Father Basil loved the world of ideas, his interest in scientific constructions is in fact inexhaustible, but the burden of his social relations and his obligations as a spiritual father did not allow him to devote sufficient time to science. He considered his scientific studies to be the most important and was grieved when other areas of his activity were considered more important than science. Possessing an exceptional erudition, an unparalleled capacity for work, being able to read in 4 languages, VV. Zenkovsky wrote articles and monographs on a wide variety of subjects, approaching each question from a religious point of view. The basis of Father Basil's worldview was the religious foundation of all existence ”; all his work was imbued with the idea of "ecclesialization of life" in all its forms. The whole meaning of the role of Christendom in history rests on this idea, as Father Basil writes in his study of Orthodoxy and the Contemporary World.

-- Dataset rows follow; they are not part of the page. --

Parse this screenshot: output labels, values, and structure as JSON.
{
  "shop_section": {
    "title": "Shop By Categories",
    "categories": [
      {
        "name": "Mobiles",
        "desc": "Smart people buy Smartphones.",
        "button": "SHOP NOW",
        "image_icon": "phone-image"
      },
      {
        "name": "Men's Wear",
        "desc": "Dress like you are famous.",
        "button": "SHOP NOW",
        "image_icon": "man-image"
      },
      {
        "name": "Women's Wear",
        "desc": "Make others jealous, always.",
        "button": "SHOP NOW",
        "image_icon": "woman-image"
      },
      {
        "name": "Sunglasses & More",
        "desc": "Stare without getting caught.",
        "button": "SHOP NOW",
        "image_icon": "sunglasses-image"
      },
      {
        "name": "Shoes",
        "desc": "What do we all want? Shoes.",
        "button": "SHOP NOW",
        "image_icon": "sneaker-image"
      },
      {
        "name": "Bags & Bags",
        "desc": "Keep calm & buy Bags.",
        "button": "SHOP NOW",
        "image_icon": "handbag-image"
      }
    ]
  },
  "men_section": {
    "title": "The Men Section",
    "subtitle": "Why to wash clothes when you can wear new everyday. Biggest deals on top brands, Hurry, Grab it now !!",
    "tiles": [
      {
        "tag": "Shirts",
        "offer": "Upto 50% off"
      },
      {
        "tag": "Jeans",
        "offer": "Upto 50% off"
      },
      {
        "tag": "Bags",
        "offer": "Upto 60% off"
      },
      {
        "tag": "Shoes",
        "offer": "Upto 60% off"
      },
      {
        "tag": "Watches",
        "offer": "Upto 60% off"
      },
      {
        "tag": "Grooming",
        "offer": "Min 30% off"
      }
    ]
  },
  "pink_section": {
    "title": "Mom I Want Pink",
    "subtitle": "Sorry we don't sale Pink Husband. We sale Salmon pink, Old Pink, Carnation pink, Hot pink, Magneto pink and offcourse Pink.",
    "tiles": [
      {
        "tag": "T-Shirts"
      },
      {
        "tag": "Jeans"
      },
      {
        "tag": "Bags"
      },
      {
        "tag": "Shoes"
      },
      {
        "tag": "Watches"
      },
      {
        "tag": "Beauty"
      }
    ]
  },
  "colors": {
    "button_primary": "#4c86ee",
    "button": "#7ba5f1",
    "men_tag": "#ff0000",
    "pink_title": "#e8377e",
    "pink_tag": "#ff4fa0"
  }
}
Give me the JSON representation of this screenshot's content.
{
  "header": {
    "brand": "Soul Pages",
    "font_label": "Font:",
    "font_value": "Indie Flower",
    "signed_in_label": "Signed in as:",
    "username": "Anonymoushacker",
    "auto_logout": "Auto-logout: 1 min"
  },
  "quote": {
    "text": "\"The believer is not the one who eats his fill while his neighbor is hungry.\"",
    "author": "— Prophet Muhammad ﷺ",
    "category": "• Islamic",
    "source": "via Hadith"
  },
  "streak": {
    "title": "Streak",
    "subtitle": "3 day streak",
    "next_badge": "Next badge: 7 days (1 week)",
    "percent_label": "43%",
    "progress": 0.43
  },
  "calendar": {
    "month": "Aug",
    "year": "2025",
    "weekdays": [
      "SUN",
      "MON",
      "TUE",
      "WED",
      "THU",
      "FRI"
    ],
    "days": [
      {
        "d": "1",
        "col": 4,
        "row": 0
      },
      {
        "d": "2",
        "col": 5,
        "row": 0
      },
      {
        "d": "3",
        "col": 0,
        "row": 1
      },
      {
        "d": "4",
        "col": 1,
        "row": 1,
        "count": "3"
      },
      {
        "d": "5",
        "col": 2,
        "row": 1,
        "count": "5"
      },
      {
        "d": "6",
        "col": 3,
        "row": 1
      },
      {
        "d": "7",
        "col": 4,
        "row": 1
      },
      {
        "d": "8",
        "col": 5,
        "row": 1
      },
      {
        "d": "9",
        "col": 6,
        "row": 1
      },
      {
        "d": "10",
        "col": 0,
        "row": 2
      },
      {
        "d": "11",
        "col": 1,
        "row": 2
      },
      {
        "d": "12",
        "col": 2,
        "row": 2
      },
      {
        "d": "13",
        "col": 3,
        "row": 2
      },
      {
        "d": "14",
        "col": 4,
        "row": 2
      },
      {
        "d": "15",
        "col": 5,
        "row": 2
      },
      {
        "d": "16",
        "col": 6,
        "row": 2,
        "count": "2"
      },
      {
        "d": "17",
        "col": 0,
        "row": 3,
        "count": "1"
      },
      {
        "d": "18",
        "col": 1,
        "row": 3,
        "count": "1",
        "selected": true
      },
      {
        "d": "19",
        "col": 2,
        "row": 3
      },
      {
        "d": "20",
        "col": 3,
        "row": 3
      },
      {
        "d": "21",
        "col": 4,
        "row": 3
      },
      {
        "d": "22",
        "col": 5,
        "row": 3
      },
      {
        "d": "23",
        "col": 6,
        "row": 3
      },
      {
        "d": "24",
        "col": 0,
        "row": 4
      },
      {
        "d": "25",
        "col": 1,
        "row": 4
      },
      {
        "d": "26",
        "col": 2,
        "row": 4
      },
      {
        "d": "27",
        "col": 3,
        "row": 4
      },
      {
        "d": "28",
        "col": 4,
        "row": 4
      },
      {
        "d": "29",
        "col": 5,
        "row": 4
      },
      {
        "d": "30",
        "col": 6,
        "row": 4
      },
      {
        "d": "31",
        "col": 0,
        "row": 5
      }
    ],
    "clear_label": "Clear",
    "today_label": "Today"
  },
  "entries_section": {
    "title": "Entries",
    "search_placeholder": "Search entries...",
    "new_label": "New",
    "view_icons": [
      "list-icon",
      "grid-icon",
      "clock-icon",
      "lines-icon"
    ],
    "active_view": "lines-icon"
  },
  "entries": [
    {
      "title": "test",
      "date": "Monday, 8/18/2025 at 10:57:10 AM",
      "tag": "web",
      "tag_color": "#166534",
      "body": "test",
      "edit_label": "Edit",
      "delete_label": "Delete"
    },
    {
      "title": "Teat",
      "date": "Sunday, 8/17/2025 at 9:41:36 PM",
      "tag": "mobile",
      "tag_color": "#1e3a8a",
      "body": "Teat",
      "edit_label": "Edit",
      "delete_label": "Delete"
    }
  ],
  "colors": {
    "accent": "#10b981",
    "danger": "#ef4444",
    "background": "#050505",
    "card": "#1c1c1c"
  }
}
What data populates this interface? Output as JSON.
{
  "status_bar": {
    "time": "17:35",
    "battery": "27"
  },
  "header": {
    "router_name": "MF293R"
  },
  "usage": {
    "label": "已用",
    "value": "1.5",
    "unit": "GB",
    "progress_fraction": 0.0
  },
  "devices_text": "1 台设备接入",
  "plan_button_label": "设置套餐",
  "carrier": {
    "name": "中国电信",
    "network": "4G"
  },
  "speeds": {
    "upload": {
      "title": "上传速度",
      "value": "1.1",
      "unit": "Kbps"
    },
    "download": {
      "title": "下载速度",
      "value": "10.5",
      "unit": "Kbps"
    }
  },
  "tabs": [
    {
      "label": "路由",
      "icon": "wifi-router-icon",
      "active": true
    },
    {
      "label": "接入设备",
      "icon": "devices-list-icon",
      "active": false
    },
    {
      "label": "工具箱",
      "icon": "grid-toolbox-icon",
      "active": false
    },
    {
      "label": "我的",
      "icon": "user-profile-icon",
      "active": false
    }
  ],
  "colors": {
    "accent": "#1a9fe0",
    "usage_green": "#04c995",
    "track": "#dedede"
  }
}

As ACER was founded on the same ideas, it was therefore no coincidence that Father Basil Zenkovsky had become President of the Movement. He felt that there were unwavering links between the service of the Church and the service of ACER and used all the forces of “love in action” so that the Movement became an incarnation of Christianity in its creative life and in his obedience to the Church through the Sacraments. He placed the ecclesial principle above the national principle.
However, the great load of his activities gradually undermined the strength and health of Father Basil, despite his great work power and his will and ability to manage his time. He had a weak heart. By the spring of 1962, his health had prevented him from taking part in the services of the Annunciation, the Sunday of the Cross and Holy Week. It was very painful to him, but he took it as "a punishment or some kind of lesson", with humility. In the summer his illness worsened, and on August 5, 1962, he fell asleep in eternity at 3 a.m., surrounded by his faithful children and accompanied by the chanting of the Paschal Canon. His funeral was very solemn, with the participation of representatives of the Moscow Patriarchate and the Russian Church Abroad. Archpriest George Florovsky delivered a speech on the role of Father Basil Zenkovsky in Russian religious thought. Archbishop George (Tarassoff) and Bishop Method (Kuhlmann) performed the funeral service in the presence of a large crowd of parishioners and ACER members.
Father Basil was an exceptional spiritual guide of Orthodoxy to Russian youth and our contemporary world.